Some have suggested futsal as an alternative, but I don’t see that ever being a viable spectator sport (slogan: “Like Outdoor Soccer, But Without The Excitement!”). Futsal is what baseball would be if all you could ever hit was singles. You think indoor soccer with walls has trouble drawing a crowd? Try selling futsal to the masses in today’s crowded sportainment environment. No chance.
The other day, I was talking with a longtime soccer exec who I respect greatly, and he opined that indoor soccer is the cockroach of sports. You just can’t kill it. Even if one or all three of these leagues die, the sport won’t die. There will always be someone, somewhere, who thinks he can put together five or six teams and have a league. There are a certain number of players you’ll always be able to find. There’s a certain fanbase you can attract, and they’ll be there most of the time.
But as far as growing and creating a bigtime, healthy sport, one that (believe it or not) once had well-known sportswriters say “I’m more than ever convinced that if soccer is to make it big in the U.S., it will have to be the indoor brand, where scoring action is furiously suited to American taste3,” I don’t see it happening.
1 – Chicago Sting owner Lee Stern said that. In 1983.
2 – The Baltimore Blast have been the kings of indoor, winning league championships in 2003, 2004, 2006, 2008 and 2009 in their most-recent incarnation, and in 1984 in the original MISL.
3 – Dick Young, New York Daily News, 1980.
These are from the PASL-Pro, a young league still trying to make inroads.
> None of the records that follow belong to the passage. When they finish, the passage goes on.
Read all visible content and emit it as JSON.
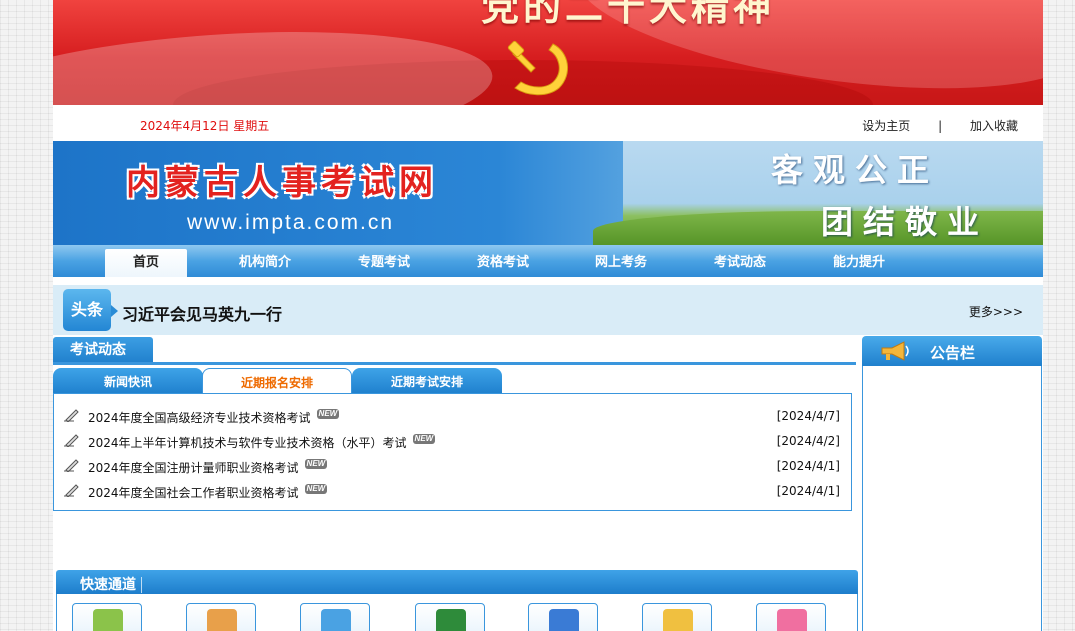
{
  "banner": {
    "slogan": "党的二十大精神"
  },
  "datebar": {
    "date": "2024年4月12日  星期五",
    "set_home": "设为主页",
    "separator": "|",
    "add_favorite": "加入收藏"
  },
  "header": {
    "site_title": "内蒙古人事考试网",
    "site_url": "www.impta.com.cn",
    "motto_1": "客观公正",
    "motto_2": "团结敬业"
  },
  "nav": {
    "items": [
      {
        "label": "首页",
        "active": true
      },
      {
        "label": "机构简介",
        "active": false
      },
      {
        "label": "专题考试",
        "active": false
      },
      {
        "label": "资格考试",
        "active": false
      },
      {
        "label": "网上考务",
        "active": false
      },
      {
        "label": "考试动态",
        "active": false
      },
      {
        "label": "能力提升",
        "active": false
      }
    ]
  },
  "headline": {
    "tag": "头条",
    "text": "习近平会见马英九一行",
    "more": "更多>>>"
  },
  "exam_news": {
    "title": "考试动态",
    "tabs": [
      {
        "label": "新闻快讯",
        "active": false
      },
      {
        "label": "近期报名安排",
        "active": true
      },
      {
        "label": "近期考试安排",
        "active": false
      }
    ],
    "items": [
      {
        "title": "2024年度全国高级经济专业技术资格考试",
        "badge": "NEW",
        "date": "[2024/4/7]"
      },
      {
        "title": "2024年上半年计算机技术与软件专业技术资格（水平）考试",
        "badge": "NEW",
        "date": "[2024/4/2]"
      },
      {
        "title": "2024年度全国注册计量师职业资格考试",
        "badge": "NEW",
        "date": "[2024/4/1]"
      },
      {
        "title": "2024年度全国社会工作者职业资格考试",
        "badge": "NEW",
        "date": "[2024/4/1]"
      }
    ]
  },
  "quick_access": {
    "title": "快速通道",
    "tiles": [
      {
        "icon": "chart-icon",
        "color": "#8bc34a"
      },
      {
        "icon": "printer-icon",
        "color": "#e8a04a"
      },
      {
        "icon": "document-icon",
        "color": "#4aa2e3"
      },
      {
        "icon": "excel-icon",
        "color": "#2e8b3a"
      },
      {
        "icon": "monitor-icon",
        "color": "#3a7bd5"
      },
      {
        "icon": "certificate-icon",
        "color": "#f0c040"
      },
      {
        "icon": "user-icon",
        "color": "#f06fa0"
      }
    ]
  },
  "notice_board": {
    "title": "公告栏"
  },
  "colors": {
    "primary_blue": "#2f8bd6",
    "banner_red": "#d61d1f",
    "date_red": "#e01010",
    "active_tab_orange": "#ee6a00"
  }
}
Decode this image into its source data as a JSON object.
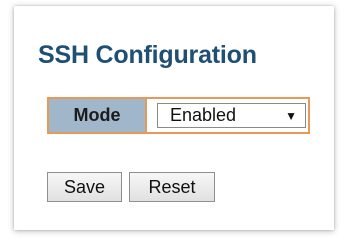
{
  "page": {
    "title": "SSH Configuration"
  },
  "mode": {
    "label": "Mode",
    "selected_value": "Enabled",
    "dropdown_icon": "chevron-down-icon"
  },
  "buttons": {
    "save_label": "Save",
    "reset_label": "Reset"
  },
  "colors": {
    "title": "#1f4f73",
    "label_background": "#9fb6cb",
    "row_border": "#e79a57"
  }
}
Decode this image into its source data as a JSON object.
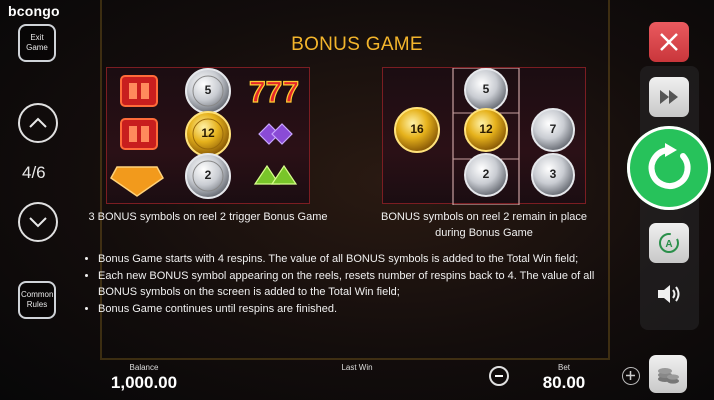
{
  "logo": "bcongo",
  "left": {
    "exit_label": "Exit Game",
    "page_indicator": "4/6",
    "common_rules_label": "Common Rules"
  },
  "title": "BONUS GAME",
  "panel_left": {
    "coins": [
      "5",
      "12",
      "2"
    ],
    "caption": "3 BONUS symbols on reel 2 trigger Bonus Game"
  },
  "panel_right": {
    "coins": [
      "5",
      "16",
      "12",
      "7",
      "2",
      "3"
    ],
    "caption_line1": "BONUS symbols on reel 2 remain in place",
    "caption_line2": "during Bonus Game"
  },
  "rules": [
    "Bonus Game starts with 4 respins. The value of all BONUS symbols is added to the Total Win field;",
    "Each new BONUS symbol appearing on the reels, resets number of respins back to 4. The value of all BONUS symbols on the screen is added to the Total Win field;",
    "Bonus Game continues until respins are finished."
  ],
  "footer": {
    "balance_label": "Balance",
    "balance_value": "1,000.00",
    "last_win_label": "Last Win",
    "bet_label": "Bet",
    "bet_value": "80.00"
  },
  "colors": {
    "accent_gold": "#f3b52c",
    "spin_green": "#27c25b",
    "close_red": "#e0474c"
  }
}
They have the (once again) reincarnated San Diego Sockers, as well as the California Cougars, who you may remember as an MISL expansion team from a few years back.
Prince George Fury
San Diego Sockers
1790 Cincinnati Express
St. Louis Illusion
*1 game missing
#2 games missing
@4 games missing
Credit to the PASL-Pro for making it to their second season and continuing to forge ahead. It’s not like anyone in indoor soccer can crow about the state of their league these days.